“But, if you caused problems, it also didn’t matter whether you were black or white, you were likely to find a horse and buggy loaded with all your belongings in front of your house, and you, along with your problems, were removed from the property,” Bell says.

In 1935, in the recovery years of the Great Depression, Bell’s grandfather died. His father, who was attending college in New York at the time, was called home to run the cotton gin. From 1935 until 1963, Bell’s father ran the gin, though the last few years were a struggle because of medical problems that limited his ability to work.

In 1958, Thomas Bell was drafted into the U.S. Army. He was attending North Carolina A&T University at the time, but says his time in the military helped him build the dedication and confidence he needed to come back to North Carolina to run the family cotton gin.

The gin is still small by industry standards today, but when he took over in 1963, Bell says it was really small and the equipment was outdated. “That first year we ginned 800 bales of cotton and we felt like we had a big year. Now, we routinely run about 800 bales a week through the gin,” Bell says.

“When I came back home to run the gin we were only able to process about three bales of cotton an hour, and I knew that wasn’t going to be enough in the coming years,” Bell adds.
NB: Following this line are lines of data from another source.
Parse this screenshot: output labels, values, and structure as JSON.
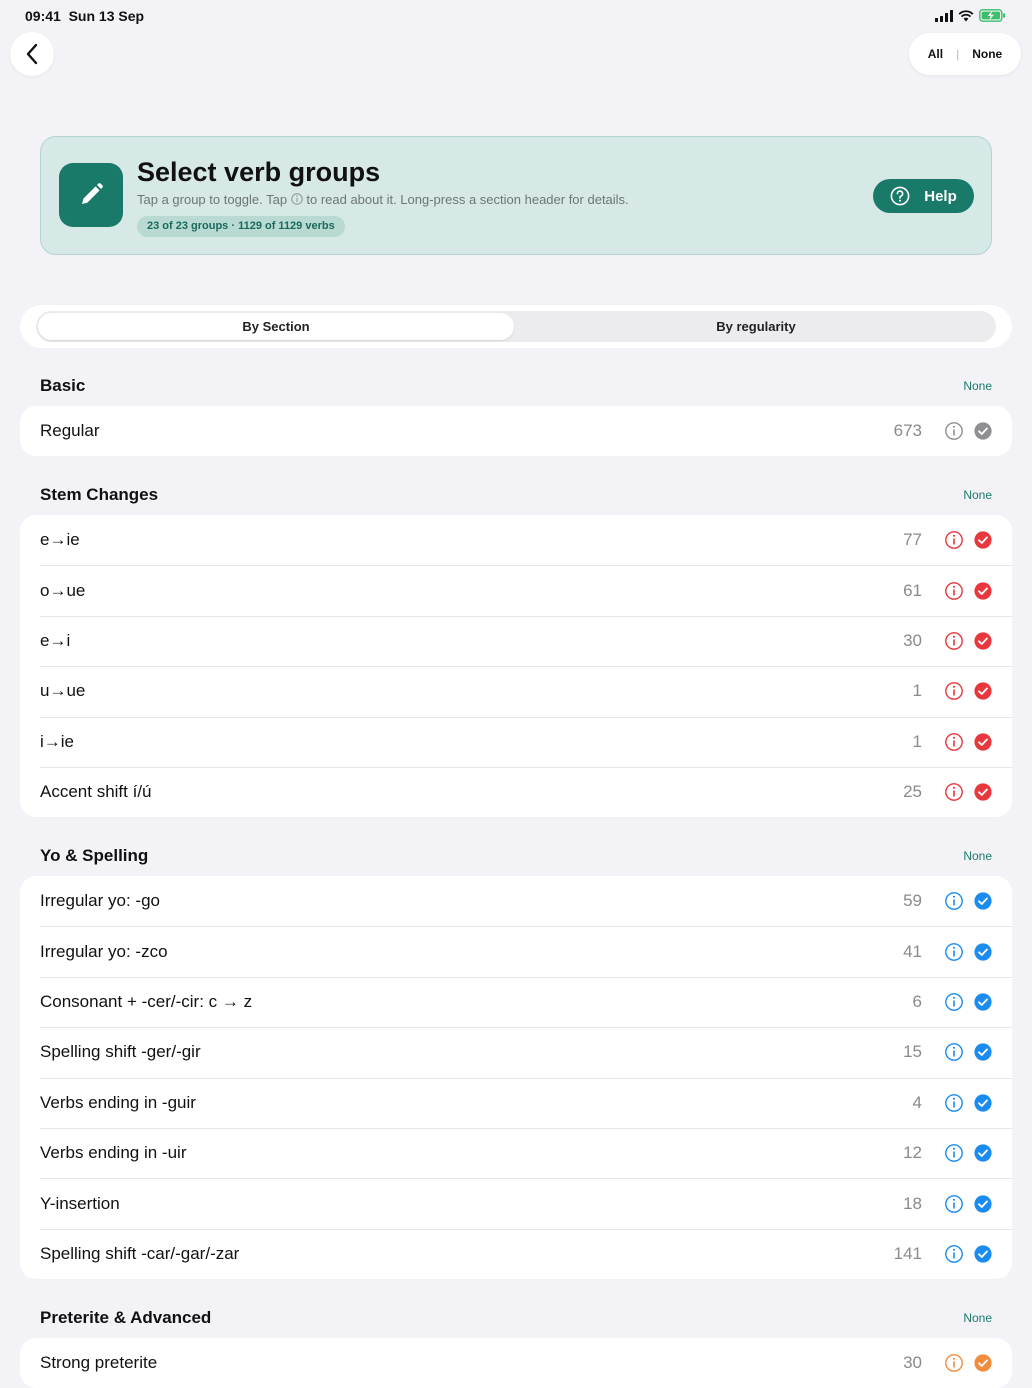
{
  "status": {
    "time": "09:41",
    "date": "Sun 13 Sep"
  },
  "toolbar": {
    "all_label": "All",
    "none_label": "None"
  },
  "header": {
    "title": "Select verb groups",
    "subtitle_pre": "Tap a group to toggle. Tap",
    "subtitle_post": "to read about it. Long-press a section header for details.",
    "summary": "23 of 23 groups · 1129 of 1129 verbs",
    "help_label": "Help"
  },
  "segments": {
    "by_section": "By Section",
    "by_regularity": "By regularity",
    "selected": "By Section"
  },
  "colors": {
    "accent": "#1a7a6a",
    "basic": "#8e8e93",
    "stem": "#e8383d",
    "yo": "#1a8cf0",
    "preterite": "#f08c3c"
  },
  "sections": [
    {
      "title": "Basic",
      "none_label": "None",
      "color_key": "basic",
      "rows": [
        {
          "label": "Regular",
          "count": "673"
        }
      ]
    },
    {
      "title": "Stem Changes",
      "none_label": "None",
      "color_key": "stem",
      "rows": [
        {
          "label": "e→ie",
          "count": "77"
        },
        {
          "label": "o→ue",
          "count": "61"
        },
        {
          "label": "e→i",
          "count": "30"
        },
        {
          "label": "u→ue",
          "count": "1"
        },
        {
          "label": "i→ie",
          "count": "1"
        },
        {
          "label": "Accent shift í/ú",
          "count": "25"
        }
      ]
    },
    {
      "title": "Yo & Spelling",
      "none_label": "None",
      "color_key": "yo",
      "rows": [
        {
          "label": "Irregular yo: -go",
          "count": "59"
        },
        {
          "label": "Irregular yo: -zco",
          "count": "41"
        },
        {
          "label": "Consonant + -cer/-cir: c → z",
          "count": "6"
        },
        {
          "label": "Spelling shift -ger/-gir",
          "count": "15"
        },
        {
          "label": "Verbs ending in -guir",
          "count": "4"
        },
        {
          "label": "Verbs ending in -uir",
          "count": "12"
        },
        {
          "label": "Y-insertion",
          "count": "18"
        },
        {
          "label": "Spelling shift -car/-gar/-zar",
          "count": "141"
        }
      ]
    },
    {
      "title": "Preterite & Advanced",
      "none_label": "None",
      "color_key": "preterite",
      "rows": [
        {
          "label": "Strong preterite",
          "count": "30"
        }
      ]
    }
  ]
}
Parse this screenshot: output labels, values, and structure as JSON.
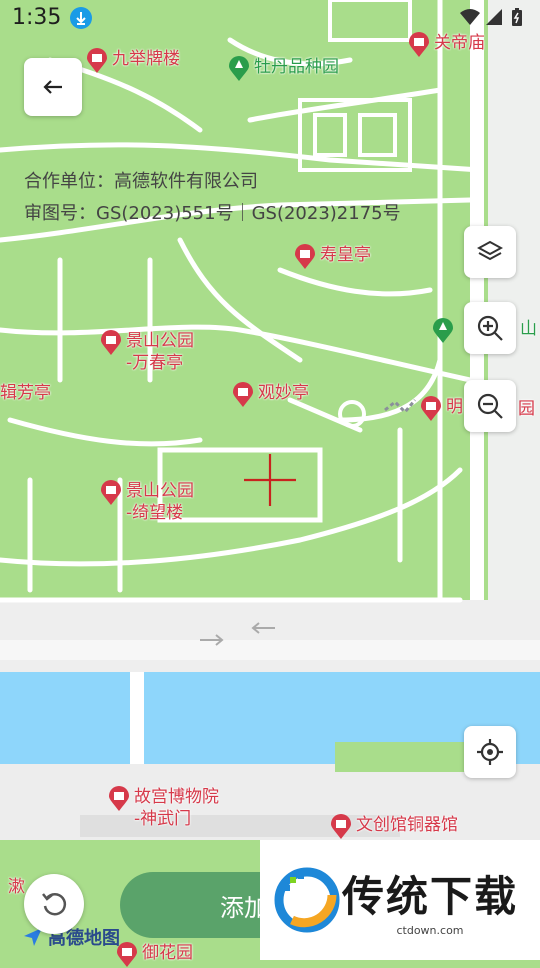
{
  "status": {
    "time": "1:35"
  },
  "copyright": {
    "line1": "合作单位：高德软件有限公司",
    "line2": "审图号：GS(2023)551号｜GS(2023)2175号"
  },
  "pois": {
    "jiujupailou": "九举牌楼",
    "mudanpinzhongyuan": "牡丹品种园",
    "guandimiao": "关帝庙",
    "shouhuangting": "寿皇亭",
    "jingshan_wanchun_1": "景山公园",
    "jingshan_wanchun_2": "-万春亭",
    "jifangting": "辑芳亭",
    "guanmiaoting": "观妙亭",
    "ming_park": "明",
    "ming_park_tail": "园",
    "shan_label": "山",
    "jingshan_qiwang_1": "景山公园",
    "jingshan_qiwang_2": "-绮望楼",
    "gugong_1": "故宫博物院",
    "gugong_2": "-神武门",
    "wenchuang": "文创馆铜器馆",
    "yuhuayuan": "御花园",
    "shu_left": "漱"
  },
  "bottom": {
    "add_label": "添加",
    "map_logo": "高德地图"
  },
  "watermark": {
    "title": "传统下载",
    "url": "ctdown.com"
  },
  "colors": {
    "park_green": "#a9dd8b",
    "water_blue": "#8ed6fb",
    "poi_red": "#d6394a",
    "button_green": "#5aa36a"
  }
}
Through all the changes in the gin over his 50 years, one thing remained basically the same — his customers. Most of his current customers grew up in the cotton business and grew up coming to the gin in the fall with their fathers and grandfathers.